The top five stories from US politics today.

1. Almost half a million donors have contributed to President Barack Obama's campaign, according to a "thank you" sent from his official Twitter feed. It has not been confirmed whether he has reached the goal of raising $60m by the end of the second quarter (which ended on 30 June). Democrats claim they will easily hit this target.

Barack Obama's donors

2. In the Republican camp, speculation about donations is rife, although results won't be public until 15 July. Mitt Romney's campaign is expected to have raised around $20m in the quarter, less than the £30-40m some had forecast. However, he is still likely to far outpace everyone else in the Republican presidential field.

Jon Huntsman -- who has been an official candidate for just nine days -- is the first to leak his figures, which are reportedly around $4.1m. However, according to ABC, "less than half" came from Huntsman himself, meaning that he actually raised around $2m. Ron Paul announced on his Facebook page that he's raised $4.5m -- double the amount he raised at this point in the last election cycle.

Details about the others are less forthcoming, although Michele Bachmann is expected to have had a good quarter following all the publicity she has received in recent weeks.

Mitt Romney

3. Mitt Romney, the Republican frontrunner, appeared to back-pedal from his claims that Obama has made the recession worse. In early June, he said that Obama "didn't create the recession, but he made it worse and longer." He said the same thing on Monday.

However, when an NBC producer asked him yesterday to explain why Obama's policies hurt the economy, he said "I didn't say that things are worse", adding:

What I said was that [the] economy hasn't turned around, that you've got 20 million Americans out of work, or seriously unemployed; housing values still going down. You have a crisis of foreclosures in this country.
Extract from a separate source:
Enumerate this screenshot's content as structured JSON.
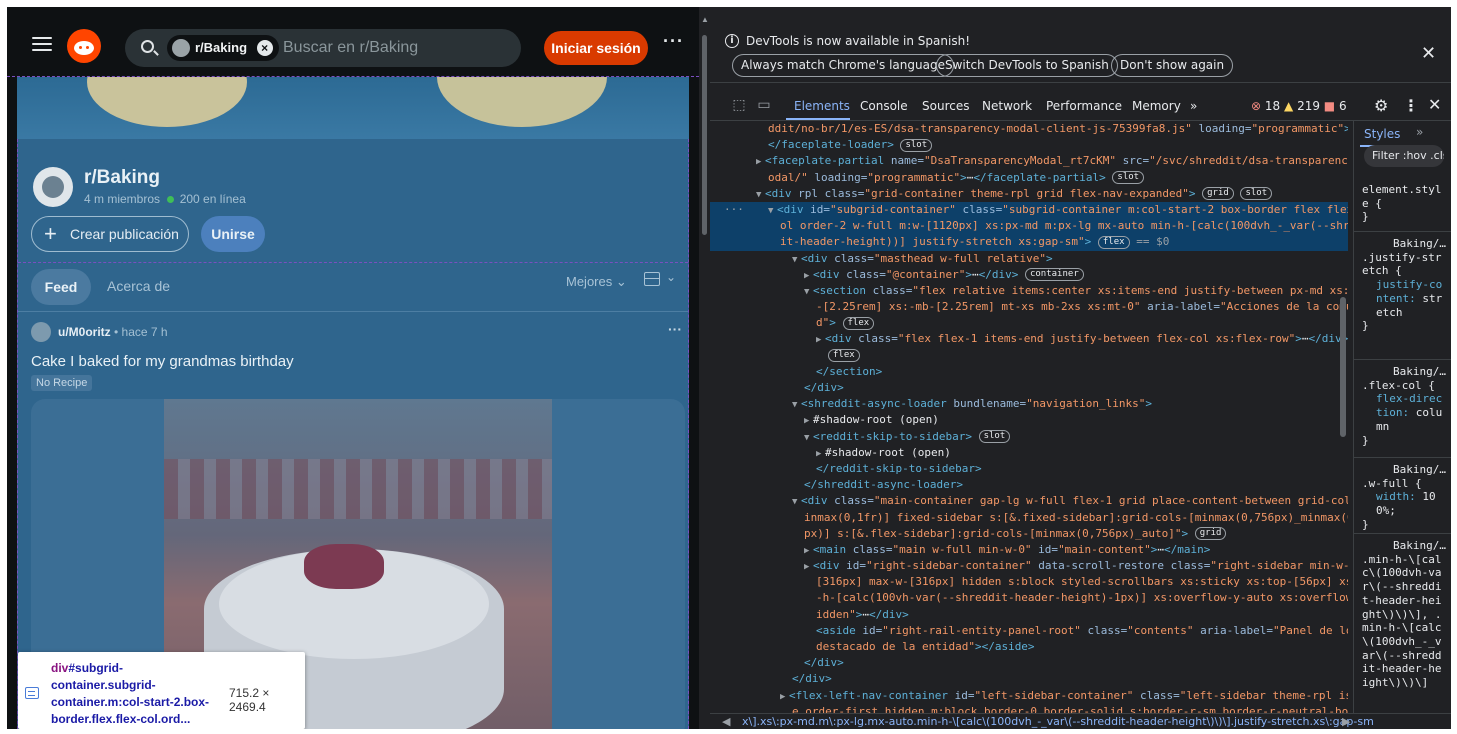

The economy, by the way, if you think the economy is great and going well, be my guest. But the president of the United States, when he put in place his stimulus plan and borrowed $787 billion, said he would hold unemployment below 8% -- and 8% seemed like an awfully high number. It hasn't been below 8% since. That's failure. We're over 9% unemployment. That's failure. He set the bogie himself at 8% ,which strikes me as a very high number and we're still above that three years later.

4. Thaddeus McCotter, a Michigan congressman, will file paperwork to enter the 2012 presidential race today. The little known Republican spent four days in Iowa this week, and reportedly left "feeling positive". The former Iowa House Speaker, Chris Rants, will serve as his senior adviser in the state, although he previously endorsed Romney. Despite McCotter's low profile amongst Republicans across the country, Politico notes that he is popular with the conservative media crowd. The commentator Andrew Breitbart told the publication that McCotter was "blunt, sarcastic, pop-culture-savvy, constitutionally sound and an authentic voice."

Not sure who he is? Here is a vintage video of him explaining "How to speak Democrat" in 2008. Suffice to say comic timing isn't his forte.

 

5. Timothy Geithner, the Treasury Secretary, will leave his job in the autumn if economic conditions improve and the debt ceiling debate is resolved, according to a senior administration official. The news has been reported by several US media outlets, including Bloomberg.

While it is too early to say whether he will definitely depart (and indeed, there are too many caveats to be sure), it would be a significant loss. Geithner is the last member of Obama's original economic team still with the administration. Possible replacements are already being touted, with the list said to include Erskine Bowles, White House chief of staff under President Bill Clinton, and Roger Altman, a top investment banker and former deputy Treasury secretary.